A surprising amount of bands have named themselves directly from literary sources. Belle & Sebastian got their name from the Cecile Aubry novel
“House of Dolls” is a 1955 novella by Ka-tzetnik 135633. The novella describes “Joy Divisions”, which were allegedly groups of Jewish women in the concentration camps during World War II who were kept for the sexual pleasure of Nazi soldiers. Joy Division were of course named after the book.
“Mott the Hoople” is a 1966 novel by Willard Manus, now out of print and best remembered as providing the name for an English rock group of the early 1970s.
“The Soft Machine” is a novel by William S. Burroughs, first published in 1961, two years after his groundbreaking Naked Lunch, and heavily revised for editions published in 1966 and 1968.
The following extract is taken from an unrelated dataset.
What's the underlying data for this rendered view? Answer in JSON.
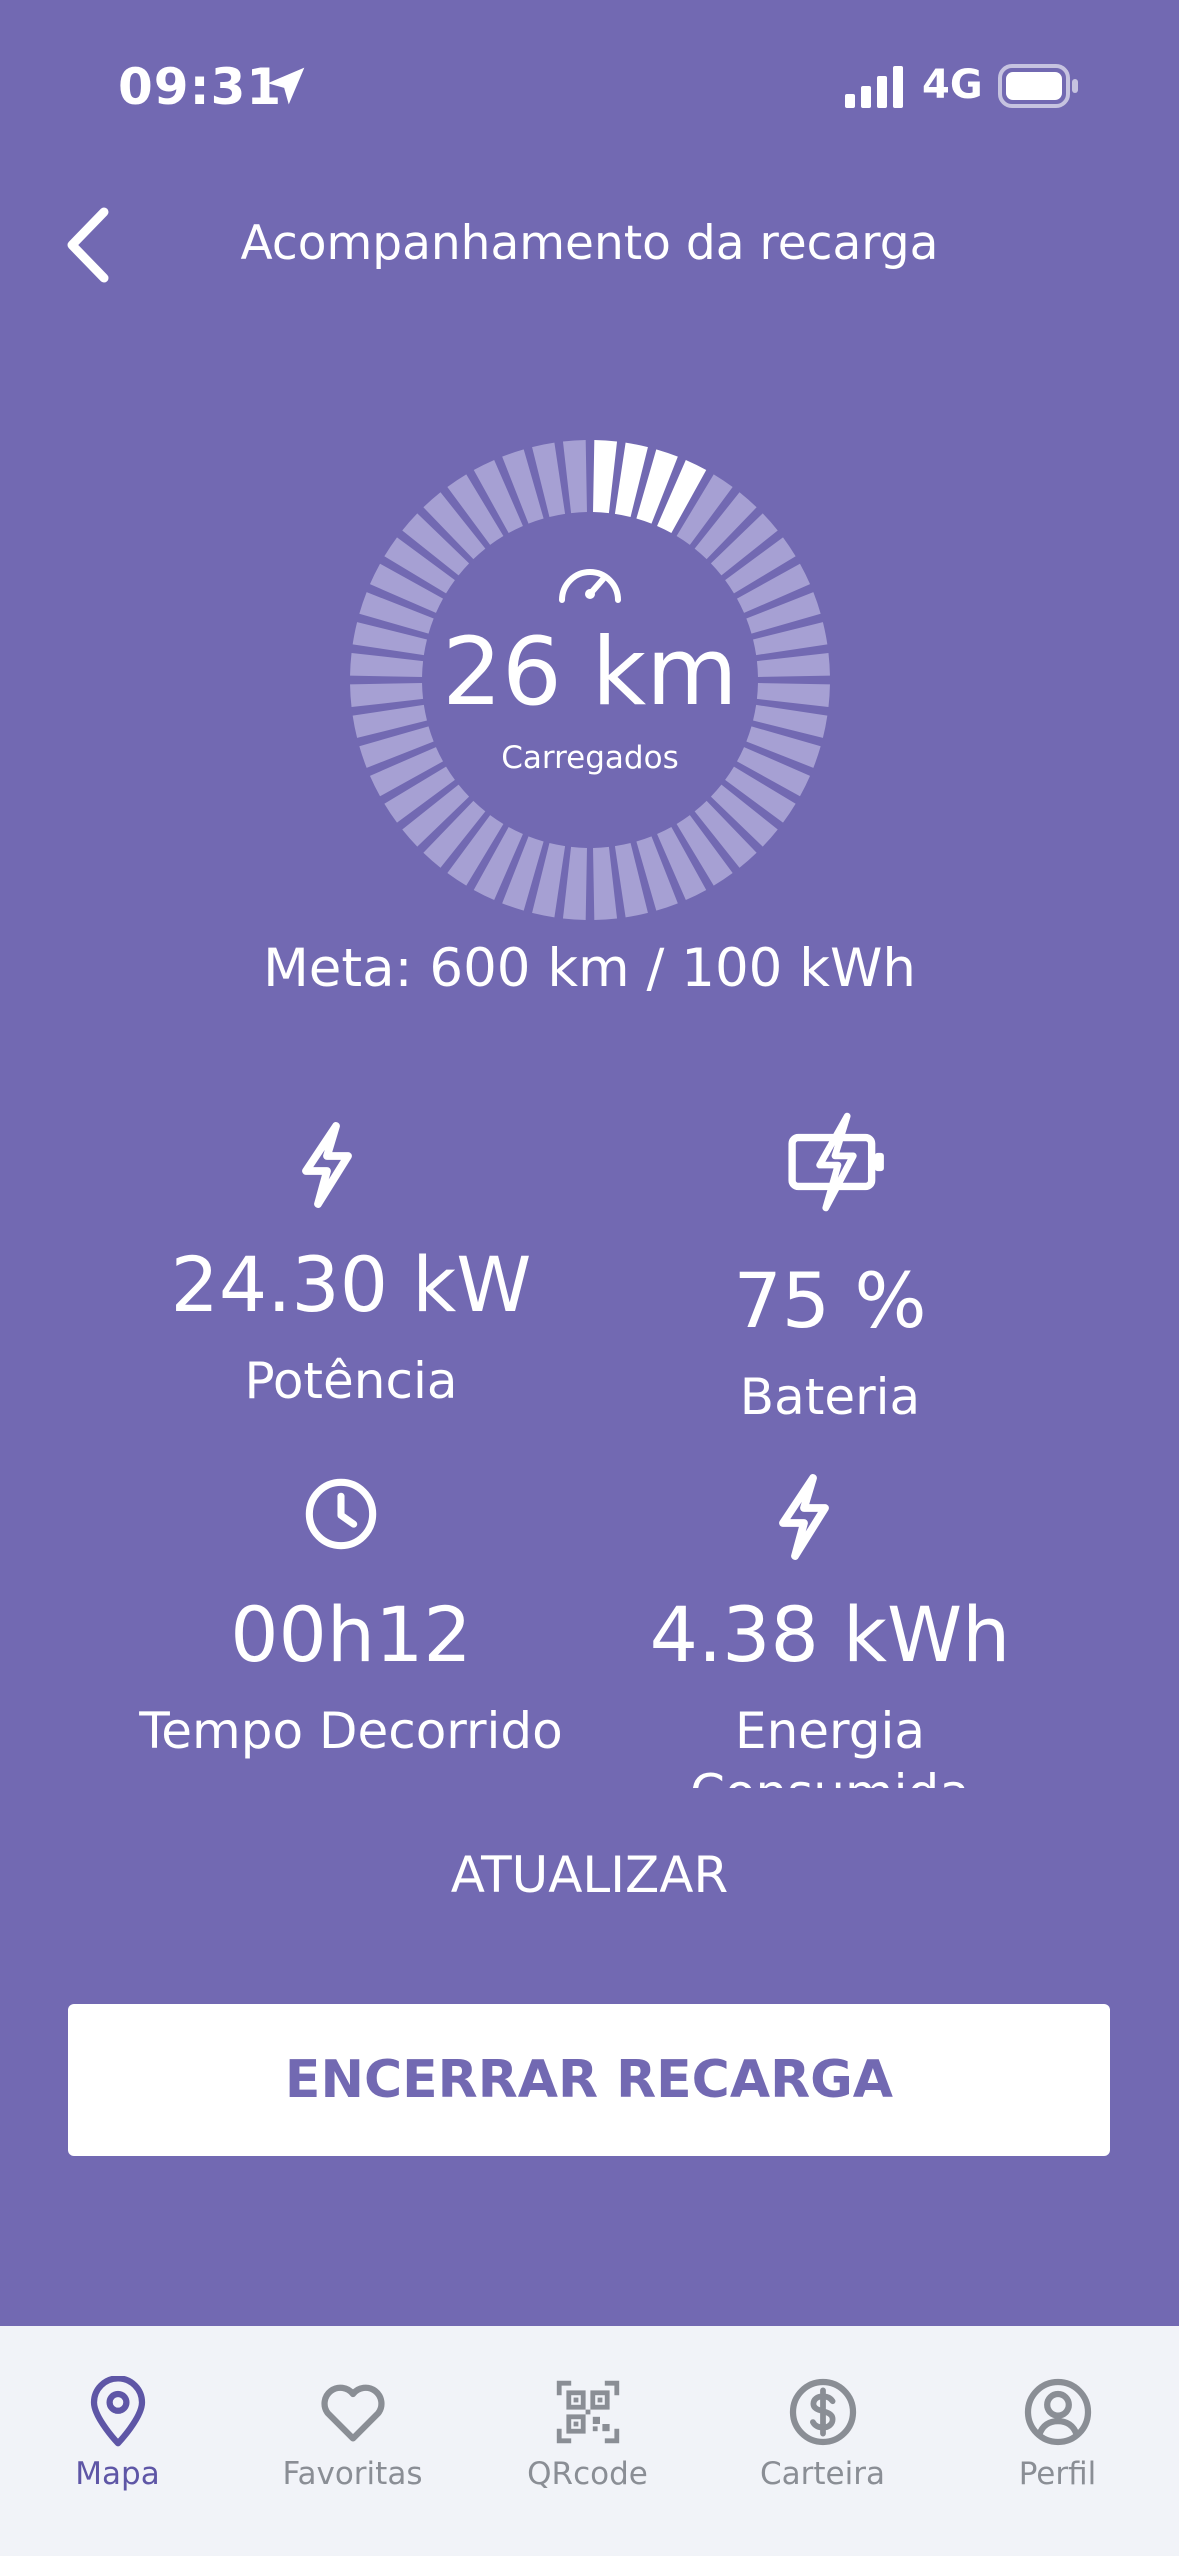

The New York band The Velvet Underground, founded in 1965, was named after the book. Lou Reed and Sterling Morrison’s friend, filmmaker Tony Conrad, found a copy lying in the street. Morrison has reported the group liked the name, considering it evocative of “underground cinema,” and fitting, due to Reed’s already having written “Venus in Furs”, inspired by Leopold von Sacher-Masoch’s book of the same name, dealing with sado-masochism.